The Library of Congress Control Number (formerly Library of Congress Card Number) is a number that has been used since 1898 to identify bibliographic records uniquely. Before 2001, the beginning two digits of the number represented the year, with the century being implicit, e.g., 00008000. Beginning Jan. 2, 2001, the year portion was expanded to make the century explicit, e.g., 2001008000. The restructuring applies both to authority and bibliographic records.
Some examples of the new structure for bibliographic records structured for searching in the LC ILS are:
For some printed displays or for searching in other systems, a hyphen is used to separate the year portion from the serial number.
2001-000001 or 2001-1
sn2001-058000 or sn2001-58000
Numbers assigned under the old structure will not be changed.

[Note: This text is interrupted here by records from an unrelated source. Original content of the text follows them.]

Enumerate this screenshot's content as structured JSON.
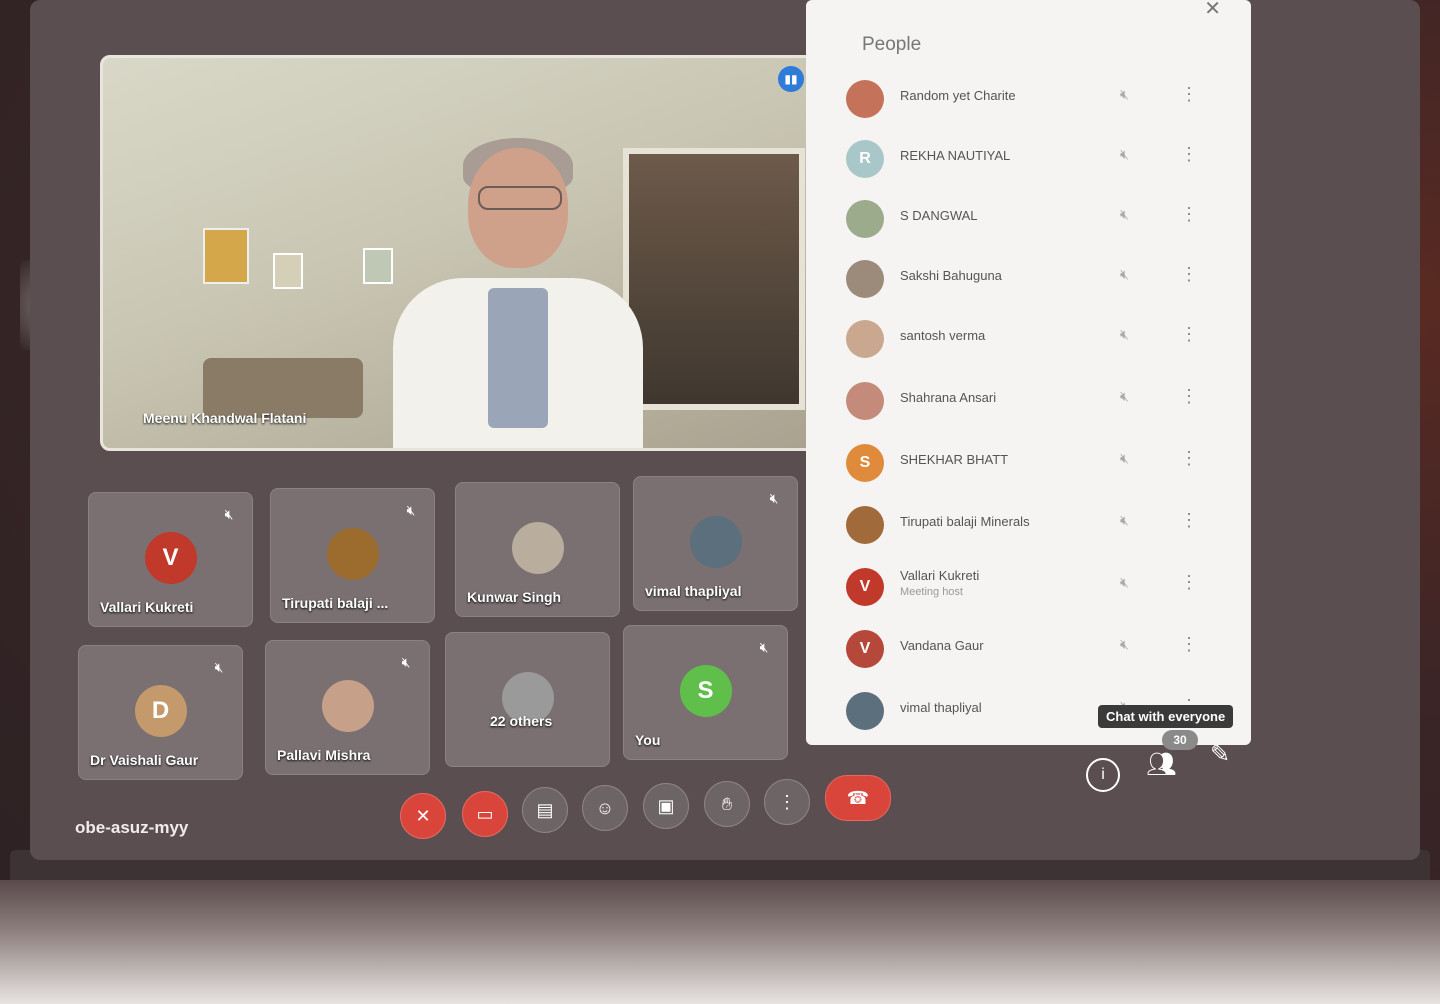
{
  "meeting": {
    "code": "obe-asuz-myy",
    "spotlight_name": "Meenu Khandwal Flatani"
  },
  "tiles": [
    {
      "name": "Vallari Kukreti",
      "avatar_letter": "V",
      "avatar_color": "#c0392b",
      "muted": true
    },
    {
      "name": "Tirupati balaji ...",
      "avatar_letter": "",
      "avatar_color": "#9c6c2e",
      "muted": true
    },
    {
      "name": "Kunwar Singh",
      "avatar_letter": "",
      "avatar_color": "#b9ad9d",
      "muted": false
    },
    {
      "name": "vimal thapliyal",
      "avatar_letter": "",
      "avatar_color": "#5c6f7d",
      "muted": true
    },
    {
      "name": "Dr Vaishali Gaur",
      "avatar_letter": "D",
      "avatar_color": "#c49a6c",
      "muted": true
    },
    {
      "name": "Pallavi Mishra",
      "avatar_letter": "",
      "avatar_color": "#c7a08a",
      "muted": true
    },
    {
      "name": "22 others",
      "avatar_letter": "",
      "avatar_color": "#9a9a9a",
      "muted": false
    },
    {
      "name": "You",
      "avatar_letter": "S",
      "avatar_color": "#5fbf4a",
      "muted": true
    }
  ],
  "controls": {
    "mic_icon": "mic-off-icon",
    "camera_icon": "camera-off-icon",
    "captions_icon": "captions-icon",
    "emoji_icon": "emoji-icon",
    "present_icon": "present-icon",
    "hand_icon": "raise-hand-icon",
    "more_icon": "more-vert-icon",
    "end_icon": "end-call-icon"
  },
  "people_panel": {
    "title": "People",
    "close_icon": "close-icon",
    "participants": [
      {
        "name": "Random yet Charite",
        "sub": "",
        "avatar_letter": "",
        "avatar_color": "#c4735a"
      },
      {
        "name": "REKHA NAUTIYAL",
        "sub": "",
        "avatar_letter": "R",
        "avatar_color": "#a9c7c8"
      },
      {
        "name": "S DANGWAL",
        "sub": "",
        "avatar_letter": "",
        "avatar_color": "#9bab8c"
      },
      {
        "name": "Sakshi Bahuguna",
        "sub": "",
        "avatar_letter": "",
        "avatar_color": "#9c8a7a"
      },
      {
        "name": "santosh verma",
        "sub": "",
        "avatar_letter": "",
        "avatar_color": "#caa88f"
      },
      {
        "name": "Shahrana Ansari",
        "sub": "",
        "avatar_letter": "",
        "avatar_color": "#c48a7a"
      },
      {
        "name": "SHEKHAR BHATT",
        "sub": "",
        "avatar_letter": "S",
        "avatar_color": "#e08b3c"
      },
      {
        "name": "Tirupati balaji Minerals",
        "sub": "",
        "avatar_letter": "",
        "avatar_color": "#a06a3a"
      },
      {
        "name": "Vallari Kukreti",
        "sub": "Meeting host",
        "avatar_letter": "V",
        "avatar_color": "#c0392b"
      },
      {
        "name": "Vandana Gaur",
        "sub": "",
        "avatar_letter": "V",
        "avatar_color": "#b5483a"
      },
      {
        "name": "vimal thapliyal",
        "sub": "",
        "avatar_letter": "",
        "avatar_color": "#5c6f7d"
      }
    ]
  },
  "side_controls": {
    "chat_label": "Chat with everyone",
    "people_count": "30",
    "info_icon": "info-icon",
    "people_icon": "people-icon",
    "activities_icon": "activities-icon"
  }
}
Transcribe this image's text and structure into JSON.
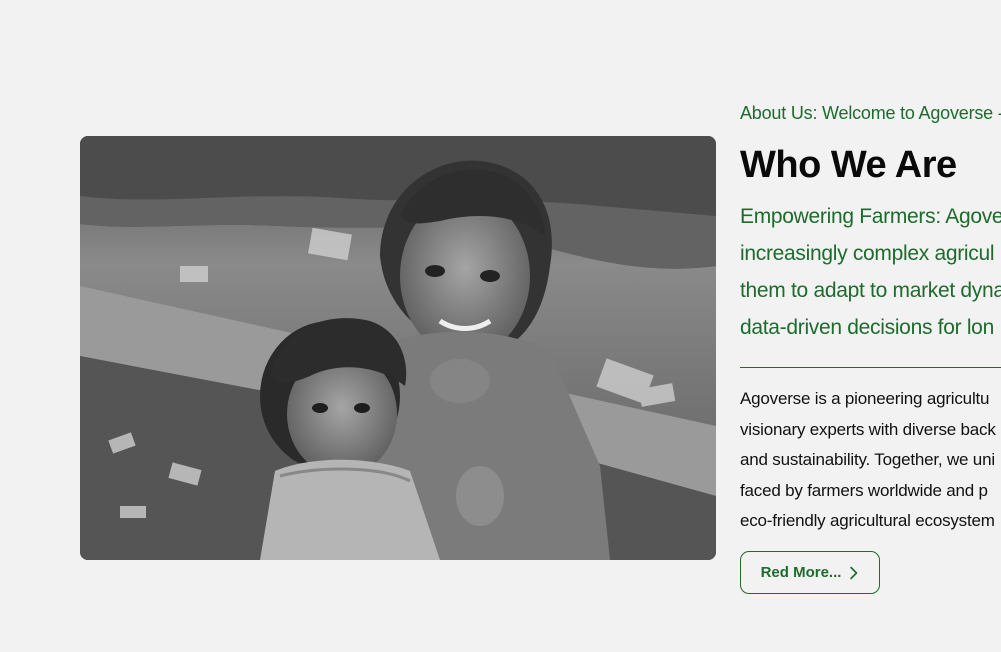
{
  "about": {
    "eyebrow": "About Us: Welcome to Agoverse -",
    "heading": "Who We Are",
    "lead_lines": [
      "Empowering Farmers: Agove",
      "increasingly complex agricul",
      "them to adapt to market dyna",
      "data-driven decisions for lon"
    ],
    "body_lines": [
      "Agoverse is a pioneering agricultu",
      "visionary experts with diverse back",
      "and sustainability. Together, we uni",
      "faced by farmers worldwide and p",
      "eco-friendly agricultural ecosystem"
    ],
    "button_label": "Red More...",
    "button_icon": "chevron-right-icon"
  },
  "image": {
    "subject": "black-and-white photo of two children sitting on the ground",
    "style": "grayscale"
  },
  "colors": {
    "accent_green": "#1e6b2d",
    "background": "#f2f2f2",
    "heading": "#0a0a0a"
  }
}
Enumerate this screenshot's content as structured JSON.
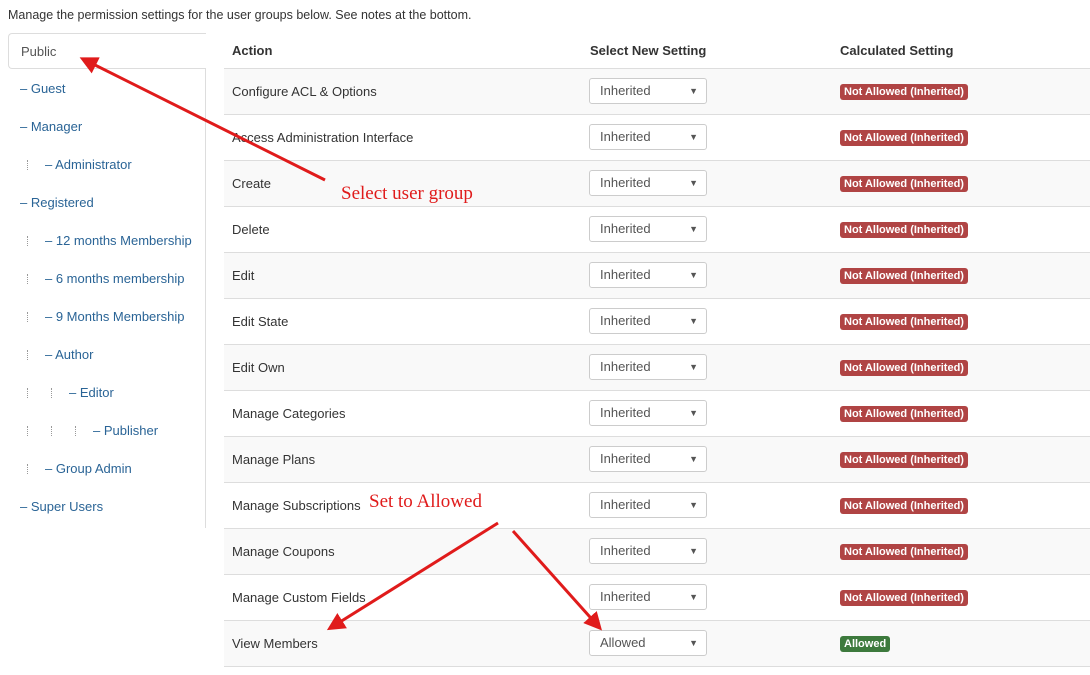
{
  "intro": "Manage the permission settings for the user groups below. See notes at the bottom.",
  "groups": [
    {
      "label": "Public",
      "depth": 0,
      "active": true
    },
    {
      "label": "– Guest",
      "depth": 0
    },
    {
      "label": "– Manager",
      "depth": 0
    },
    {
      "label": "– Administrator",
      "depth": 1
    },
    {
      "label": "– Registered",
      "depth": 0
    },
    {
      "label": "– 12 months Membership",
      "depth": 1
    },
    {
      "label": "– 6 months membership",
      "depth": 1
    },
    {
      "label": "– 9 Months Membership",
      "depth": 1
    },
    {
      "label": "– Author",
      "depth": 1
    },
    {
      "label": "– Editor",
      "depth": 2
    },
    {
      "label": "– Publisher",
      "depth": 3
    },
    {
      "label": "– Group Admin",
      "depth": 1
    },
    {
      "label": "– Super Users",
      "depth": 0
    }
  ],
  "table": {
    "headers": {
      "action": "Action",
      "select": "Select New Setting",
      "calculated": "Calculated Setting"
    },
    "rows": [
      {
        "action": "Configure ACL & Options",
        "setting": "Inherited",
        "calculated": "Not Allowed (Inherited)",
        "status": "bad"
      },
      {
        "action": "Access Administration Interface",
        "setting": "Inherited",
        "calculated": "Not Allowed (Inherited)",
        "status": "bad"
      },
      {
        "action": "Create",
        "setting": "Inherited",
        "calculated": "Not Allowed (Inherited)",
        "status": "bad"
      },
      {
        "action": "Delete",
        "setting": "Inherited",
        "calculated": "Not Allowed (Inherited)",
        "status": "bad"
      },
      {
        "action": "Edit",
        "setting": "Inherited",
        "calculated": "Not Allowed (Inherited)",
        "status": "bad"
      },
      {
        "action": "Edit State",
        "setting": "Inherited",
        "calculated": "Not Allowed (Inherited)",
        "status": "bad"
      },
      {
        "action": "Edit Own",
        "setting": "Inherited",
        "calculated": "Not Allowed (Inherited)",
        "status": "bad"
      },
      {
        "action": "Manage Categories",
        "setting": "Inherited",
        "calculated": "Not Allowed (Inherited)",
        "status": "bad"
      },
      {
        "action": "Manage Plans",
        "setting": "Inherited",
        "calculated": "Not Allowed (Inherited)",
        "status": "bad"
      },
      {
        "action": "Manage Subscriptions",
        "setting": "Inherited",
        "calculated": "Not Allowed (Inherited)",
        "status": "bad"
      },
      {
        "action": "Manage Coupons",
        "setting": "Inherited",
        "calculated": "Not Allowed (Inherited)",
        "status": "bad"
      },
      {
        "action": "Manage Custom Fields",
        "setting": "Inherited",
        "calculated": "Not Allowed (Inherited)",
        "status": "bad"
      },
      {
        "action": "View Members",
        "setting": "Allowed",
        "calculated": "Allowed",
        "status": "good"
      }
    ]
  },
  "annotations": {
    "select_group": "Select user group",
    "set_allowed": "Set to Allowed",
    "color": "#e01b1b"
  },
  "caret": "▼"
}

For those interested in detailed information about the old and new structures of the LCCN, see the documentation under "LCCN Restructuring to Four-Digit Year" on the Cataloging Policy and Support Office home page at URL http://lcweb.loc.gov/catdir/cpso/ [February 2001].
Questions about this change may be addressed to the Cataloging Policy and Support Office at firstname.lastname@example.org.
On Feb. 1, 2001, the Library of Congress implemented substantial changes in the subject headings that are assigned to works in the field of fine arts and architecture. Cataloging of these materials more closely resembles cataloging in other disciplines.
The principal changes are in the use of geographical and chronological subdivisions. Geographical subdivisions will now precede chronological subdivisions. Chronological subdivisions are permitted following many art headings, especially those with qualifiers for nationality. Headings such as Drawing--20th century--France--Paris will be reformulated as Drawing, French-- France--Paris--20th century. These changes will reduce the number of subject entries required on bibliographic records.
A new pattern of free-floating subdivisions has been created for art. The use of free-floating subdivisions reduces the amount of authority work required in cataloging.
The new list of pattern subdivisions is being added to the Subject Cataloging Manual as instruction sheet H 1148, and the existing instruction sheet on art cataloging, H 1250, is being revised. The text of these instruction sheets will be available on the Web home page of the Cataloging Policy and Support Office (URL http://lcweb.loc.gov/catdir/cpso/artcat.html [February 2001]) until the publication of the next update of the Subject Cataloging Manual: Subject Headings.
LC CATALOGING NEWSLINE (ISSN 1066-8829) is published irregularly by the Cataloging Directorate, Library Services, Library of Congress, and contains news of cataloging activities throughout the Library of Congress. Editorial Office: Cataloging Policy and Support Office, Library of Congress, Washington, D.C. 20540-4305. Editor, Robert M. Hiatt; Editorial Advisory Group: Victoria Behrens, John Byrum, Roselyne Chang, Jurij Dobczansky, Anthony Franks, Les Hawkins, Albert Kohlmeier, Susan Morris, Geraldine Ostrove, David Smith, David Williamson, and Roman Worobec. Address editorial inquiries to the editor at the above address or email@example.com (email), (202) 707-5831 (voice), or (202) 707-6629 (fax). Listowner: David Williamson. Address subscription inquiries to the listowner at firstname.lastname@example.org.
LC CATALOGING NEWSLINE is available in electronic form only and is free of charge. To subscribe, send a mail message to listserv @loc.gov with the text: subscribe lccn [firstname lastname]. Back issues of LCCN are available through the LCCN home page (URL http://lcweb.loc.gov/catdir/lccn/).
All materials in the newsletter are in the public domain and may be reproduced, reprinted, and/or redistributed as desired. Citation of the source is requested.